Maria could remember working next to her grandmother when she was just a girl. She remembered all her grandmother had taught her about the fields and their family back in Mexico and how they worked here so that grandma’s children left back there could have a better life.
But, what her grandmother loved to talk about most were the plants on the outskirts of the field, the wild mustard that grew like weeds on the roadsides and in washes, their spindly stalks lifting yellow flowers up toward the sun.
“These land owners, they think these mostazas (mustards) are weeds, mija. They can’t see them for what they really are. Back in Mexico, your Abuelo and me had an ejido (communal farm) where we raised cacao with our 4 children, including the baby, your mama, and we were very happy.
But when Camacho brought in the granjeros corporativos (corporate farmers), we had to buy their seed. Our family went into debt and soon after your Yayo got very sick.
I remember the day we buried him. My heart was heavy because I knew me and my ninos could not stay on the land. I did not know how I was going to provide without a husband.
That morning I cried out to God, “Jesus! Please help me! What am I to do?” And as I dressed your Abuelo for his burial, a mustard seed fell from his coat pocket out onto the bed. Mija, I planted that seed in the ground right next to your Yayo.
Soon after, we left the land and went to the city to stay with my sister. But she had little and could not keep all of us for long. I knew I had to make my way up here to Los Estados Unidos if I was going to provide for my children. Leaving my ninos with my sister was so hard.
I took your mama with me because she was still too small to be on her own. With my heart breaking, we left to begin our journey. On our way up north, we passed by the farm where your Abuelo and I had been so happy.
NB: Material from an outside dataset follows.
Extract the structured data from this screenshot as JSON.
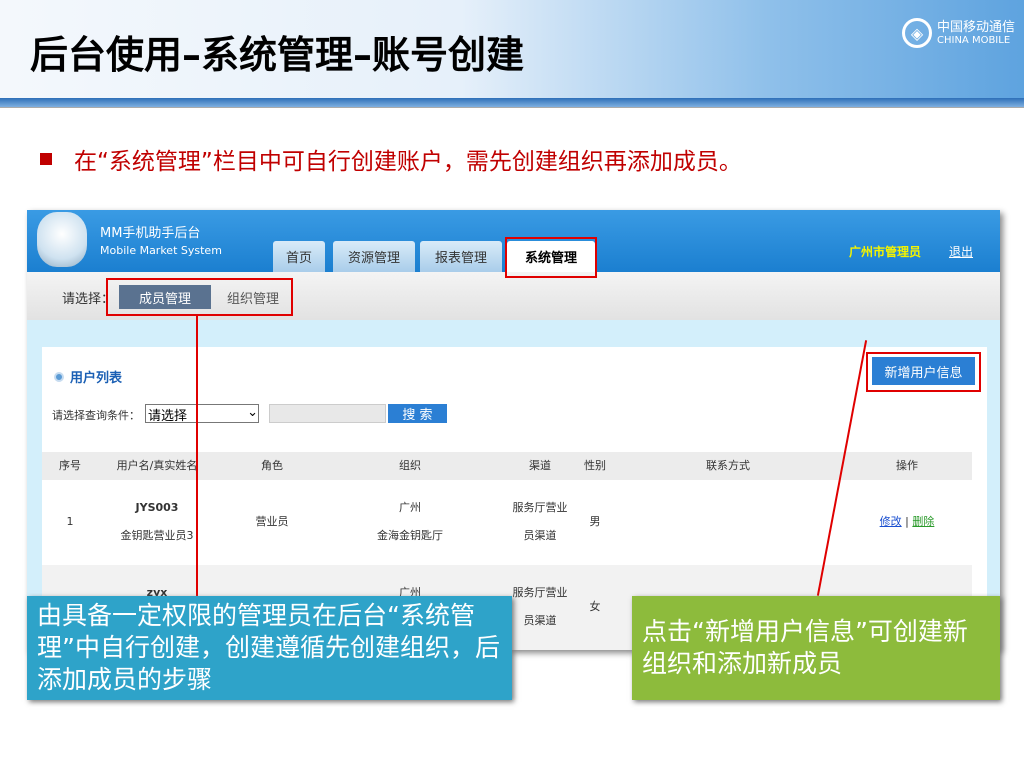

You’ll never believe what I saw!
That little mustard seed had grown into a big tree with many branches! And all the branches were filled with beautiful birds. I have never seen anything like it before or since.
I remembered what Jesus said in the bible, that “The kingdom of heaven is like a grain of mustard seed which a man took and sowed in his field; it is the smallest of all seeds, but when it has grown it is the greatest of shrubs and becomes a tree, so that the birds of the air can make nests in its branches.” (Matt. 13:31-32)
Nobody knew where that tree had come from but me. Nobody would have believed that such a tree came from a little mustard seed. But from that day, I knew that no matter what happens and no matter where we must go, God is caring for Yayo, for me and for my babies and grand-babies. I knew that so long as I carry the seed of Jesus in my heart, God will make a place for us.
God can make things happen, mija, that are not supposed to be. God can make miracles in places that are filled with tears.
You see these mostazas making their seeds, they grow near every road we travel for our work. When you see these mostazas, mija, remember that God’s miracles are growing all around us. Make your nest in the branches of God’s miracles, and never forget there is a place that you belong.”